I'd like to explain the cause of the current situation. When I analyzed RoR's vehicle loading code back in 2013, I discovered that the problem is in the design of the format - modders can define various parts of the vehicle (beams, nodes, wheels, cinecam, rotators, triggers, more wheels, more beams) in an arbitrary order, possibly interleaving things, and the parser will process all of it in the exact order. A software like this is a programmer's inferno because it's impossible to tell how exactly things are going depend on each other, how they will interact and what side effects may arise. Since RoR's vehicles were quite feature rich and features were built on top of one another, the amout of possible scenarios was astronomic. To name a few cases, I've seen vehicles defining some nodes, then defining wheels (which generate nodes) and then define more nodes. But hey, nodes have numbers, and if you auto-generate nodes in between, are you sure your numbering will continue correctly? Further, some modders attached beams to nodes before those were defined, or to nodes which were auto-generated by different sections (or possibly never generated). How is a programmer supposed to check if the connection is correct? To make things worse, there's the half-baked 'named nodes' feature (nodes2). More than half of truckfile sections don't support them, but at the same time, named nodes can still be reffered to with numbers, so modders did it that way. As a result, a programmer sees code trying to look for node 123 and he has no idea where that node will come from. Impossible to work with. Despite all these alarming facts, RoR vehicles have been working happily... until original authors left, along with the knowledge of all quirks and obscure mechanisms of the vehicle support. Un-involved coder didn't stand a chance. That's why 0.4.0x became incompatible with 0.38, and only problems followed.

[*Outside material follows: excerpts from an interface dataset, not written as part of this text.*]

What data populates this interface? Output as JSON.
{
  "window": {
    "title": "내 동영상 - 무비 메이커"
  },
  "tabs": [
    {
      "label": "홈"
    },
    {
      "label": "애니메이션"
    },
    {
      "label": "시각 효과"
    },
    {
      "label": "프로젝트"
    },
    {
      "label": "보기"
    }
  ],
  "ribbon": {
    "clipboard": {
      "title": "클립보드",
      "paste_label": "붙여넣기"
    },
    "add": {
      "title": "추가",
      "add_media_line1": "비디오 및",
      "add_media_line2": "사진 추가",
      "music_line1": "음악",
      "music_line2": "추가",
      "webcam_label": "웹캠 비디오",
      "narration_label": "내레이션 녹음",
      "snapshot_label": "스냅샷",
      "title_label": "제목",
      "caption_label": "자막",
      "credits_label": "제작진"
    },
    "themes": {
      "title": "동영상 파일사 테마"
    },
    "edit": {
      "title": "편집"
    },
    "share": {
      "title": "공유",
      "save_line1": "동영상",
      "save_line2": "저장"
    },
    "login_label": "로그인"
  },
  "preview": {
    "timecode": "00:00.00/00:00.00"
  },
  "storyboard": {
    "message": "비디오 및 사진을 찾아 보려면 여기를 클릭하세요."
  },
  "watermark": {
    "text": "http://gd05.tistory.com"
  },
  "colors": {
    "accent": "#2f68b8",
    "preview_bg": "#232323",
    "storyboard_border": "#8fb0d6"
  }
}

My solution to this issue was developing new vehicle parser: one that would read all data first and only then process them, in a given order, to avoid all unexpected results. From software design standpoint, this is an only plausible solution. Unfortunately, this approach broke all vehicles which relied on the quirky nature of the old parser. In addition of that, many bugs were introducted in the process, because RoR's vehicle format is very feature-rich and I was a new coder to the project. So far, I've been able to track and fix many of those bugs and also detect and work-around many legacy requirements of older vehicles. I had been hoping to work around everything, however, I've arrived to a point where some vehicles directly conflict with my parser's architecture. And even thoug I'd really love to make everything work, I'm not willing to compromise future development by making compatibility hacks into my code. Some content will just have to go.
In a near future, I'll publish a new test build of NextStable, along with all latest fixes and compatibility enhancements, and I'll begin to sort out supported vs. unsupported content. I'll be in touch with modders, discussing the do's and dont's which 0.4.5 will impose.
Updated 03-08-15 at 12:15 AM by only_a_ptr